If it's any consolation to the families of the victims, the investigation also concluded the passengers either died instantly or abruptly lost consciousness.
Since the crash, it's widely been speculated pro-Russian separatists shot the plane down. As The New York Times highlights, these revelations coincide with this theory but don't explicitly blame any particular actor for the crash.
Joustra did note, however, he found it extremely problematic Ukrainian authorities allowed planes to continue to fly over the conflict zone. He stated,
Why was Malaysia Airlines Flight MH17 flying over an area where an armed conflict was taking place? The question was on the minds of many people after the crash. The answer was as straightforward as it is disquieting: Almost all operators were flying over that area. And why? Because nobody thought that civil aviation was at risk.
In other words, Ukrainian authorities should've shut down the airspace as a precaution, and their failure to do so helped lead to the fatal crash.
As NBC News notes, the Russian-made Buk missile, introduced in the early 1970s and likely used to shoot down MH17, is a remnant of the Cold War.
The origin of the missile, as well as evidence the Russian government backed the rebels in eastern Ukraine who shot down another aircraft weeks before, seemingly ties Russia to the MH17 crash.
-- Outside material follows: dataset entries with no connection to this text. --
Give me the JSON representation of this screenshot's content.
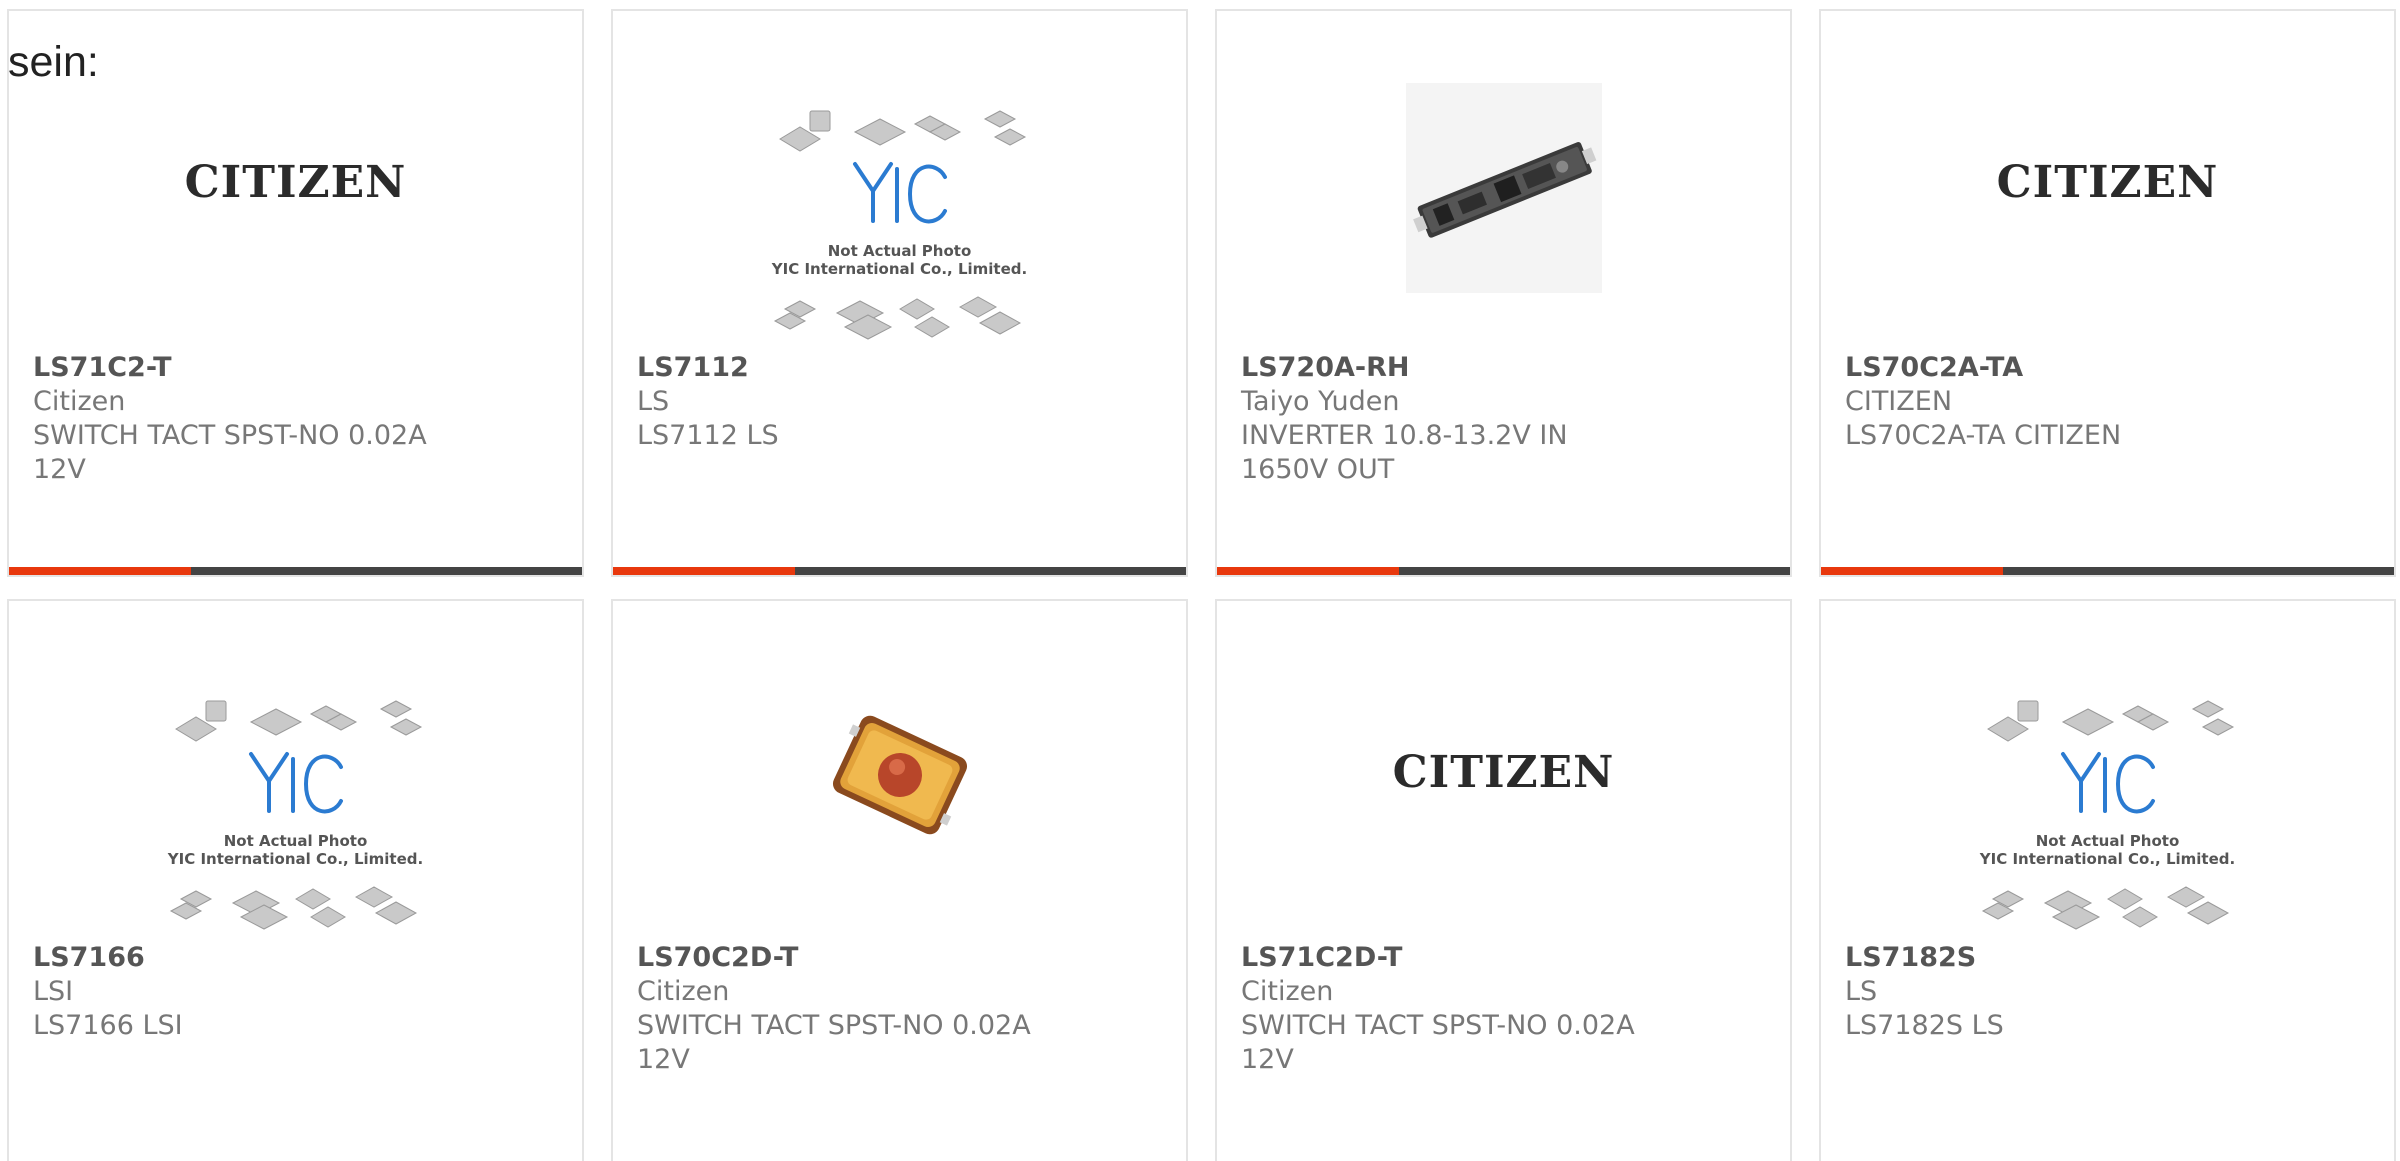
{
  "intro_text": "sein:",
  "yic_placeholder": {
    "line1": "Not Actual Photo",
    "line2": "YIC International Co., Limited."
  },
  "citizen_logo_text": "CITIZEN",
  "colors": {
    "accent": "#e8380d",
    "bar": "#444444",
    "yic_blue": "#2b7bd1"
  },
  "products": [
    {
      "part": "LS71C2-T",
      "maker": "Citizen",
      "desc": "SWITCH TACT SPST-NO 0.02A 12V",
      "image": "citizen-logo"
    },
    {
      "part": "LS7112",
      "maker": "LS",
      "desc": "LS7112 LS",
      "image": "yic-placeholder"
    },
    {
      "part": "LS720A-RH",
      "maker": "Taiyo Yuden",
      "desc": "INVERTER 10.8-13.2V IN 1650V OUT",
      "image": "inverter-board-photo"
    },
    {
      "part": "LS70C2A-TA",
      "maker": "CITIZEN",
      "desc": "LS70C2A-TA CITIZEN",
      "image": "citizen-logo"
    },
    {
      "part": "LS7166",
      "maker": "LSI",
      "desc": "LS7166 LSI",
      "image": "yic-placeholder"
    },
    {
      "part": "LS70C2D-T",
      "maker": "Citizen",
      "desc": "SWITCH TACT SPST-NO 0.02A 12V",
      "image": "tact-switch-photo"
    },
    {
      "part": "LS71C2D-T",
      "maker": "Citizen",
      "desc": "SWITCH TACT SPST-NO 0.02A 12V",
      "image": "citizen-logo"
    },
    {
      "part": "LS7182S",
      "maker": "LS",
      "desc": "LS7182S LS",
      "image": "yic-placeholder"
    }
  ]
}
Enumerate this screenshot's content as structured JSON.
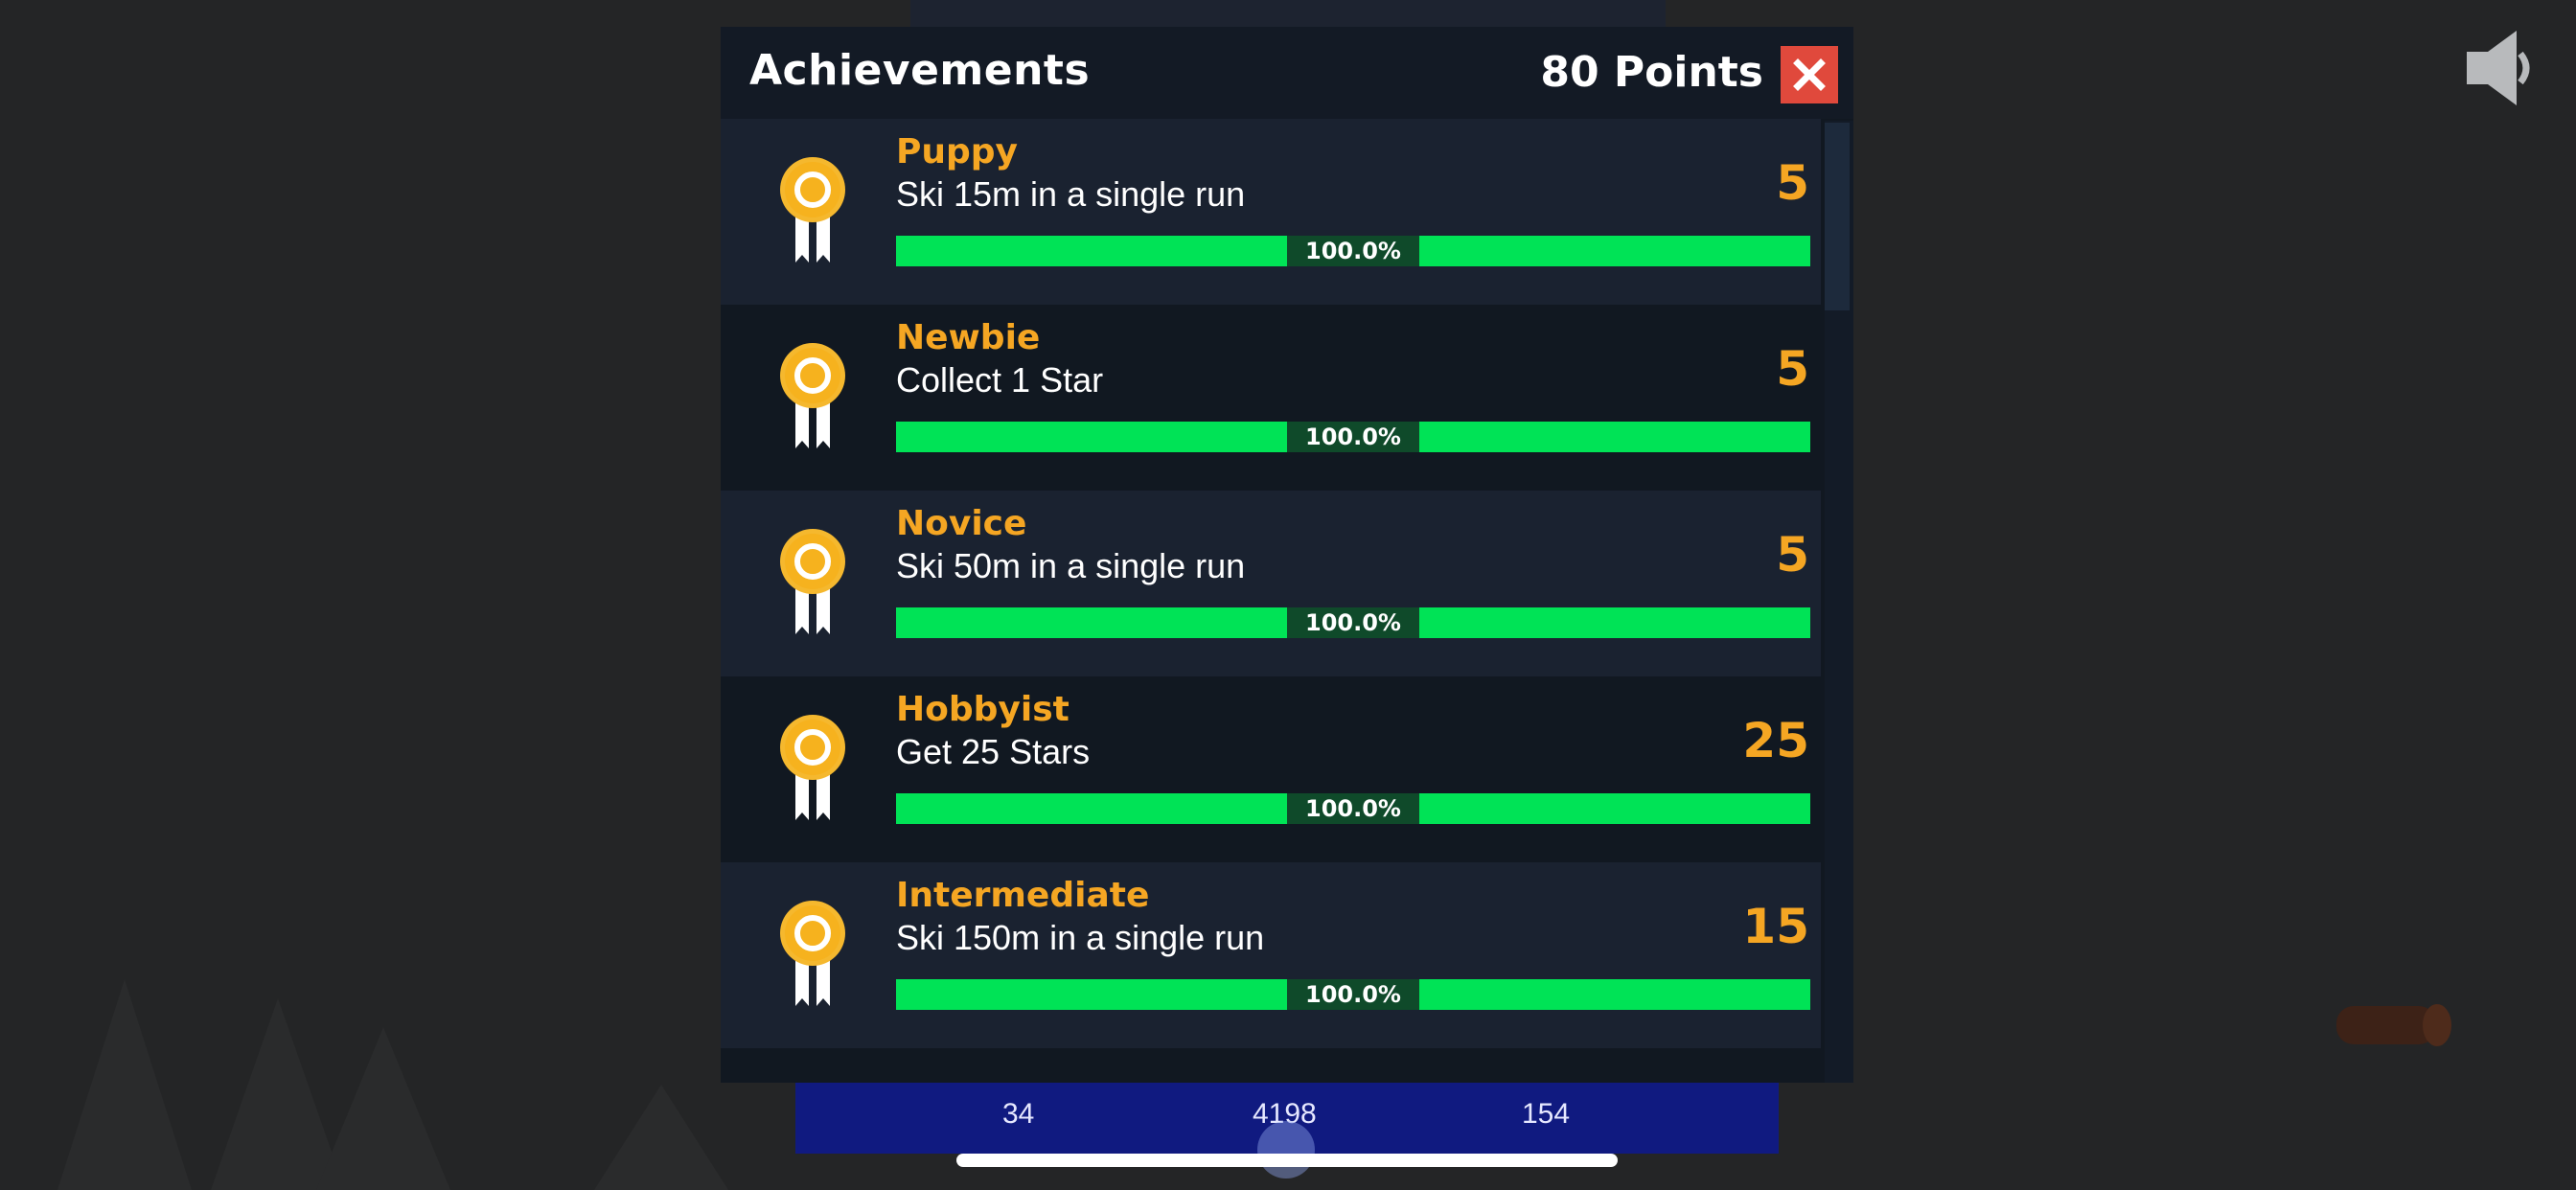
{
  "header": {
    "title": "Achievements",
    "points": "80 Points"
  },
  "close_button": {
    "label": "×",
    "icon": "close-icon"
  },
  "sound_button": {
    "icon": "speaker-icon"
  },
  "achievements": [
    {
      "name": "Puppy",
      "description": "Ski 15m in a single run",
      "points": "5",
      "progress_label": "100.0%",
      "progress": 1.0,
      "icon": "medal-icon"
    },
    {
      "name": "Newbie",
      "description": "Collect 1 Star",
      "points": "5",
      "progress_label": "100.0%",
      "progress": 1.0,
      "icon": "medal-icon"
    },
    {
      "name": "Novice",
      "description": "Ski 50m in a single run",
      "points": "5",
      "progress_label": "100.0%",
      "progress": 1.0,
      "icon": "medal-icon"
    },
    {
      "name": "Hobbyist",
      "description": "Get 25 Stars",
      "points": "25",
      "progress_label": "100.0%",
      "progress": 1.0,
      "icon": "medal-icon"
    },
    {
      "name": "Intermediate",
      "description": "Ski 150m in a single run",
      "points": "15",
      "progress_label": "100.0%",
      "progress": 1.0,
      "icon": "medal-icon"
    }
  ],
  "stats_bar": {
    "left": "34",
    "middle": "4198",
    "right": "154"
  },
  "colors": {
    "accent": "#f5a623",
    "progress": "#00e356",
    "close": "#e0493c",
    "stats_bar": "#101a80"
  }
}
But, Russian authorities and rebel leaders continuously denied such assertions.
The White House issued a statement saying this is an important development in terms of holding those responsible accountable and reiterating it always believed the missile came from territory held by pro-Russian rebels.
.@WhiteHouse statement on #MH17 report: An important milestone in the effort to hold accountable those responsible. pic.twitter.com/BQEHXxG9hF — Christopher Miller (@ChristopherJM) October 13, 2015
Dutch prosecutors will continue to investigate the crash, but it's difficult to feel optimistic about the prospect of anyone being held responsible given the complicated circumstances.
Meanwhile, the conflict in Ukraine rages on as Russia continues to escalate its military operations in Syria.
Citations: Malaysia Airlines Flight 17 Most Likely Hit by Russian Made Missile Inquiry Says (The New York Times), Whats a Buk What to Know About the Cold War Missile That Downed MH17 (NBC News), MH17 is the third plane this week shot down over Ukraine under mysterious circumstances (Vox)